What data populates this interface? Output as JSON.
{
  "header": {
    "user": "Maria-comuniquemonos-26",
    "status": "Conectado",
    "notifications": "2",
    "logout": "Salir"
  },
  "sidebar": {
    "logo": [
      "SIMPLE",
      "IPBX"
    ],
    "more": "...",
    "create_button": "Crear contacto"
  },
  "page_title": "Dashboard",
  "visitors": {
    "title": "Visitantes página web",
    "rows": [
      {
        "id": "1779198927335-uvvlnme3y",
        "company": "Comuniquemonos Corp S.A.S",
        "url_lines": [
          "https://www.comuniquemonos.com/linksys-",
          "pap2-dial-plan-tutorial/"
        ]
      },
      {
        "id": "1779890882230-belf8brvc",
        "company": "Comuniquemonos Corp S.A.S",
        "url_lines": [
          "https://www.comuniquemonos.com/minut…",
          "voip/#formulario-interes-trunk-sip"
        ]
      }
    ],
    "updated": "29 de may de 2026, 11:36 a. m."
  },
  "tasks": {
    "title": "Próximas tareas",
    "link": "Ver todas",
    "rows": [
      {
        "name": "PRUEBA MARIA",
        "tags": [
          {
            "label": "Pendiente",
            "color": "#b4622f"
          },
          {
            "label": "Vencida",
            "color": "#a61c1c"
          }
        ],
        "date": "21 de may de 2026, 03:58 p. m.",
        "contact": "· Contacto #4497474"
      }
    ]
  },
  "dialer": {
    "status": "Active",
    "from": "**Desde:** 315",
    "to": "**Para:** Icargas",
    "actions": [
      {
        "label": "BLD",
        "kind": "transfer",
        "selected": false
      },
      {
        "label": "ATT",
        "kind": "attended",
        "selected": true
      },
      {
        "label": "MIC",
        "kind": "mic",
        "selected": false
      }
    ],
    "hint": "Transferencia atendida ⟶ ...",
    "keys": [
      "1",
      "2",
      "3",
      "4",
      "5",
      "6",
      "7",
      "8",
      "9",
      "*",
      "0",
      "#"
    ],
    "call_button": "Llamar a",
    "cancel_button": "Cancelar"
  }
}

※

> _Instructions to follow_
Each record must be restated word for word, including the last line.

> _Expected output_
What data populates this interface? Output as JSON.
{
  "header": {
    "user": "Maria-comuniquemonos-26",
    "status": "Conectado",
    "notifications": "2",
    "logout": "Salir"
  },
  "sidebar": {
    "logo": [
      "SIMPLE",
      "IPBX"
    ],
    "more": "...",
    "create_button": "Crear contacto"
  },
  "page_title": "Dashboard",
  "visitors": {
    "title": "Visitantes página web",
    "rows": [
      {
        "id": "1779198927335-uvvlnme3y",
        "company": "Comuniquemonos Corp S.A.S",
        "url_lines": [
          "https://www.comuniquemonos.com/linksys-",
          "pap2-dial-plan-tutorial/"
        ]
      },
      {
        "id": "1779890882230-belf8brvc",
        "company": "Comuniquemonos Corp S.A.S",
        "url_lines": [
          "https://www.comuniquemonos.com/minut…",
          "voip/#formulario-interes-trunk-sip"
        ]
      }
    ],
    "updated": "29 de may de 2026, 11:36 a. m."
  },
  "tasks": {
    "title": "Próximas tareas",
    "link": "Ver todas",
    "rows": [
      {
        "name": "PRUEBA MARIA",
        "tags": [
          {
            "label": "Pendiente",
            "color": "#b4622f"
          },
          {
            "label": "Vencida",
            "color": "#a61c1c"
          }
        ],
        "date": "21 de may de 2026, 03:58 p. m.",
        "contact": "· Contacto #4497474"
      }
    ]
  },
  "dialer": {
    "status": "Active",
    "from": "**Desde:** 315",
    "to": "**Para:** Icargas",
    "actions": [
      {
        "label": "BLD",
        "kind": "transfer",
        "selected": false
      },
      {
        "label": "ATT",
        "kind": "attended",
        "selected": true
      },
      {
        "label": "MIC",
        "kind": "mic",
        "selected": false
      }
    ],
    "hint": "Transferencia atendida ⟶ ...",
    "keys": [
      "1",
      "2",
      "3",
      "4",
      "5",
      "6",
      "7",
      "8",
      "9",
      "*",
      "0",
      "#"
    ],
    "call_button": "Llamar a",
    "cancel_button": "Cancelar"
  }
}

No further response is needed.